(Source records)
☆ ☆ ☆ ☆ ☆ ☆ ☆
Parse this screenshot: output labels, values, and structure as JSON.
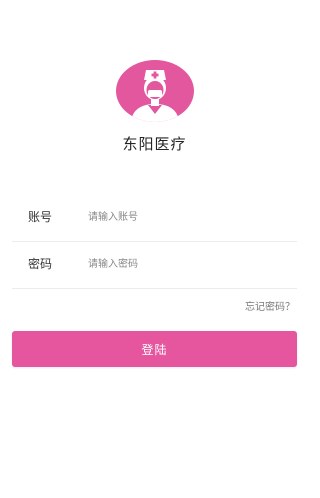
{
  "brand": {
    "app_name": "东阳医疗",
    "logo_icon": "nurse-avatar-icon",
    "accent_color": "#e5569f"
  },
  "login_form": {
    "account": {
      "label": "账号",
      "placeholder": "请输入账号",
      "value": ""
    },
    "password": {
      "label": "密码",
      "placeholder": "请输入密码",
      "value": ""
    },
    "forgot_password_label": "忘记密码？",
    "submit_label": "登陆"
  }
}
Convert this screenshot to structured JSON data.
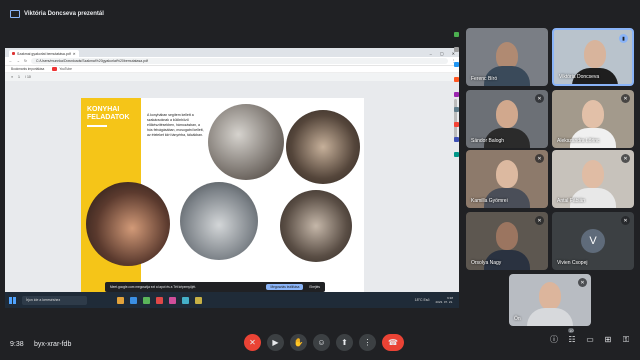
{
  "top": {
    "title": "Viktória Doncseva prezentál"
  },
  "browser": {
    "tab_title": "Szakmai gyakorlat bemutatása.pdf",
    "url": "C:/Users/munnka/Downloads/Szakmai%20gyakorlat%20bemutatasa.pdf",
    "bookmarks": [
      "Bookmarks importálása",
      "YouTube"
    ],
    "pdf_page": "1",
    "pdf_pages_total": "/ 10"
  },
  "slide": {
    "heading": "KONYHAI FELADATOK",
    "body": "A konyhában segítem kellett a szakácsoknak a különböző előkészítésekben, hámozásban, a hús felvágásában, mosogatni kellett, az ételeket kiírt tányérba, tálcákban."
  },
  "notification": {
    "text": "Meet.google.com megosztja ezt a lapot és a Tét képernyőjét.",
    "stop_label": "Megosztás leállítása",
    "hide_label": "Elrejtés"
  },
  "taskbar": {
    "search_placeholder": "Írjon ide a kereséshez",
    "weather": "18°C Eső",
    "time": "9:38",
    "date": "2023. 07. 21."
  },
  "participants": [
    {
      "name": "Ferenc Bíró",
      "muted": false
    },
    {
      "name": "Viktória Doncseva",
      "muted": false,
      "active": true
    },
    {
      "name": "Sándor Balogh",
      "muted": true
    },
    {
      "name": "Alekszandra Lőrinc",
      "muted": true
    },
    {
      "name": "Kamilla Gyömrei",
      "muted": true
    },
    {
      "name": "Antal Fábián",
      "muted": true
    },
    {
      "name": "Orsolya Nagy",
      "muted": true
    },
    {
      "name": "Vivien Csopej",
      "muted": true,
      "initial": "V"
    },
    {
      "name": "Ön",
      "muted": true
    }
  ],
  "bottom": {
    "time": "9:38",
    "meeting_code": "byx-xrar-fdb",
    "participants_count": "10"
  },
  "colors": {
    "accent": "#8ab4f8",
    "danger": "#ea4335",
    "slide_yellow": "#f5c518",
    "bg": "#202124"
  }
}
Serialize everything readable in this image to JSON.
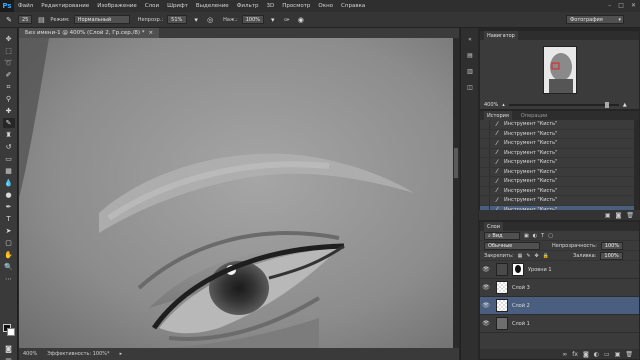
{
  "app": {
    "logo": "Ps"
  },
  "menu": [
    "Файл",
    "Редактирование",
    "Изображение",
    "Слои",
    "Шрифт",
    "Выделение",
    "Фильтр",
    "3D",
    "Просмотр",
    "Окно",
    "Справка"
  ],
  "options": {
    "brush_size": "25",
    "mode_label": "Режим:",
    "mode_value": "Нормальный",
    "opacity_label": "Непрозр.:",
    "opacity_value": "51%",
    "flow_label": "Наж.:",
    "flow_value": "100%",
    "workspace": "Фотография"
  },
  "document": {
    "tab_title": "Без имени-1 @ 400% (Слой 2, Гр.сер./8) *",
    "zoom": "400%",
    "status": "Эффективность: 100%*"
  },
  "navigator": {
    "title": "Навигатор",
    "zoom": "400%"
  },
  "history": {
    "tab_active": "История",
    "tab_other": "Операции",
    "items": [
      "Инструмент \"Кисть\"",
      "Инструмент \"Кисть\"",
      "Инструмент \"Кисть\"",
      "Инструмент \"Кисть\"",
      "Инструмент \"Кисть\"",
      "Инструмент \"Кисть\"",
      "Инструмент \"Кисть\"",
      "Инструмент \"Кисть\"",
      "Инструмент \"Кисть\"",
      "Инструмент \"Кисть\""
    ]
  },
  "layers": {
    "title": "Слои",
    "filter_label": "Вид",
    "blend": "Обычные",
    "opacity_label": "Непрозрачность:",
    "opacity_value": "100%",
    "lock_label": "Закрепить:",
    "fill_label": "Заливка:",
    "fill_value": "100%",
    "items": [
      "Уровни 1",
      "Слой 3",
      "Слой 2",
      "Слой 1"
    ]
  },
  "colors": {
    "accent": "#31a8ff",
    "selection": "#4a5e80"
  }
}
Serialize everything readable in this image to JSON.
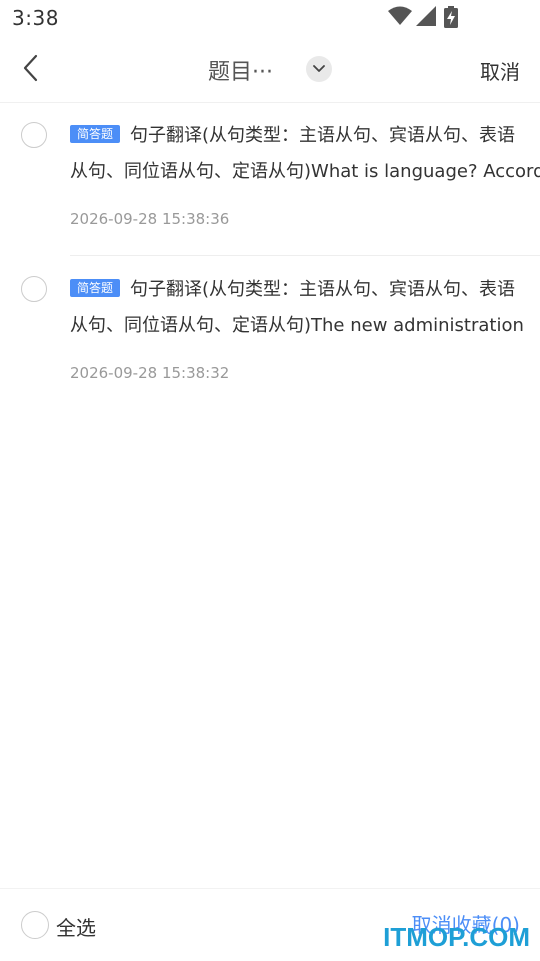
{
  "status_bar": {
    "time": "3:38",
    "icons": [
      "wifi-icon",
      "cellular-signal-icon",
      "battery-charging-icon"
    ]
  },
  "header": {
    "back_icon": "chevron-left-icon",
    "title": "题目···",
    "dropdown_icon": "chevron-down-icon",
    "cancel_label": "取消"
  },
  "items": [
    {
      "tag": "简答题",
      "text_line1": "句子翻译(从句类型：主语从句、宾语从句、表语",
      "text_line2": "从句、同位语从句、定语从句)What is language? According",
      "time": "2026-09-28 15:38:36"
    },
    {
      "tag": "简答题",
      "text_line1": "句子翻译(从句类型：主语从句、宾语从句、表语",
      "text_line2": "从句、同位语从句、定语从句)The new administration",
      "time": "2026-09-28 15:38:32"
    }
  ],
  "footer": {
    "select_all_label": "全选",
    "unfavorite_label": "取消收藏(0)"
  },
  "watermark": "ITMOP.COM",
  "colors": {
    "accent": "#4c8ef7",
    "text": "#333333",
    "muted": "#999999",
    "watermark": "#1e9fd6"
  }
}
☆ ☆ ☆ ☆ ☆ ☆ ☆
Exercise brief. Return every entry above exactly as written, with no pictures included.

Your solution.
Parse this screenshot: output labels, values, and structure as JSON.
{
  "brand": {
    "app_name": "东阳医疗",
    "logo_icon": "nurse-avatar-icon",
    "accent_color": "#e5569f"
  },
  "login_form": {
    "account": {
      "label": "账号",
      "placeholder": "请输入账号",
      "value": ""
    },
    "password": {
      "label": "密码",
      "placeholder": "请输入密码",
      "value": ""
    },
    "forgot_password_label": "忘记密码？",
    "submit_label": "登陆"
  }
}
Convert this screenshot to structured JSON data.
{
  "top": {
    "title": "Viktória Doncseva prezentál"
  },
  "browser": {
    "tab_title": "Szakmai gyakorlat bemutatása.pdf",
    "url": "C:/Users/munnka/Downloads/Szakmai%20gyakorlat%20bemutatasa.pdf",
    "bookmarks": [
      "Bookmarks importálása",
      "YouTube"
    ],
    "pdf_page": "1",
    "pdf_pages_total": "/ 10"
  },
  "slide": {
    "heading": "KONYHAI FELADATOK",
    "body": "A konyhában segítem kellett a szakácsoknak a különböző előkészítésekben, hámozásban, a hús felvágásában, mosogatni kellett, az ételeket kiírt tányérba, tálcákban."
  },
  "notification": {
    "text": "Meet.google.com megosztja ezt a lapot és a Tét képernyőjét.",
    "stop_label": "Megosztás leállítása",
    "hide_label": "Elrejtés"
  },
  "taskbar": {
    "search_placeholder": "Írjon ide a kereséshez",
    "weather": "18°C Eső",
    "time": "9:38",
    "date": "2023. 07. 21."
  },
  "participants": [
    {
      "name": "Ferenc Bíró",
      "muted": false
    },
    {
      "name": "Viktória Doncseva",
      "muted": false,
      "active": true
    },
    {
      "name": "Sándor Balogh",
      "muted": true
    },
    {
      "name": "Alekszandra Lőrinc",
      "muted": true
    },
    {
      "name": "Kamilla Gyömrei",
      "muted": true
    },
    {
      "name": "Antal Fábián",
      "muted": true
    },
    {
      "name": "Orsolya Nagy",
      "muted": true
    },
    {
      "name": "Vivien Csopej",
      "muted": true,
      "initial": "V"
    },
    {
      "name": "Ön",
      "muted": true
    }
  ],
  "bottom": {
    "time": "9:38",
    "meeting_code": "byx-xrar-fdb",
    "participants_count": "10"
  },
  "colors": {
    "accent": "#8ab4f8",
    "danger": "#ea4335",
    "slide_yellow": "#f5c518",
    "bg": "#202124"
  }
}
Serialize everything readable in this image to JSON.
{
  "app": {
    "logo": "Ps"
  },
  "menu": [
    "Файл",
    "Редактирование",
    "Изображение",
    "Слои",
    "Шрифт",
    "Выделение",
    "Фильтр",
    "3D",
    "Просмотр",
    "Окно",
    "Справка"
  ],
  "options": {
    "brush_size": "25",
    "mode_label": "Режим:",
    "mode_value": "Нормальный",
    "opacity_label": "Непрозр.:",
    "opacity_value": "51%",
    "flow_label": "Наж.:",
    "flow_value": "100%",
    "workspace": "Фотография"
  },
  "document": {
    "tab_title": "Без имени-1 @ 400% (Слой 2, Гр.сер./8) *",
    "zoom": "400%",
    "status": "Эффективность: 100%*"
  },
  "navigator": {
    "title": "Навигатор",
    "zoom": "400%"
  },
  "history": {
    "tab_active": "История",
    "tab_other": "Операции",
    "items": [
      "Инструмент \"Кисть\"",
      "Инструмент \"Кисть\"",
      "Инструмент \"Кисть\"",
      "Инструмент \"Кисть\"",
      "Инструмент \"Кисть\"",
      "Инструмент \"Кисть\"",
      "Инструмент \"Кисть\"",
      "Инструмент \"Кисть\"",
      "Инструмент \"Кисть\"",
      "Инструмент \"Кисть\""
    ]
  },
  "layers": {
    "title": "Слои",
    "filter_label": "Вид",
    "blend": "Обычные",
    "opacity_label": "Непрозрачность:",
    "opacity_value": "100%",
    "lock_label": "Закрепить:",
    "fill_label": "Заливка:",
    "fill_value": "100%",
    "items": [
      "Уровни 1",
      "Слой 3",
      "Слой 2",
      "Слой 1"
    ]
  },
  "colors": {
    "accent": "#31a8ff",
    "selection": "#4a5e80"
  }
}
Serialize everything readable in this image to JSON.
{
  "status_bar": {
    "time": "3:38",
    "icons": [
      "wifi-icon",
      "cellular-signal-icon",
      "battery-charging-icon"
    ]
  },
  "header": {
    "back_icon": "chevron-left-icon",
    "title": "题目···",
    "dropdown_icon": "chevron-down-icon",
    "cancel_label": "取消"
  },
  "items": [
    {
      "tag": "简答题",
      "text_line1": "句子翻译(从句类型：主语从句、宾语从句、表语",
      "text_line2": "从句、同位语从句、定语从句)What is language? According",
      "time": "2026-09-28 15:38:36"
    },
    {
      "tag": "简答题",
      "text_line1": "句子翻译(从句类型：主语从句、宾语从句、表语",
      "text_line2": "从句、同位语从句、定语从句)The new administration",
      "time": "2026-09-28 15:38:32"
    }
  ],
  "footer": {
    "select_all_label": "全选",
    "unfavorite_label": "取消收藏(0)"
  },
  "watermark": "ITMOP.COM",
  "colors": {
    "accent": "#4c8ef7",
    "text": "#333333",
    "muted": "#999999",
    "watermark": "#1e9fd6"
  }
}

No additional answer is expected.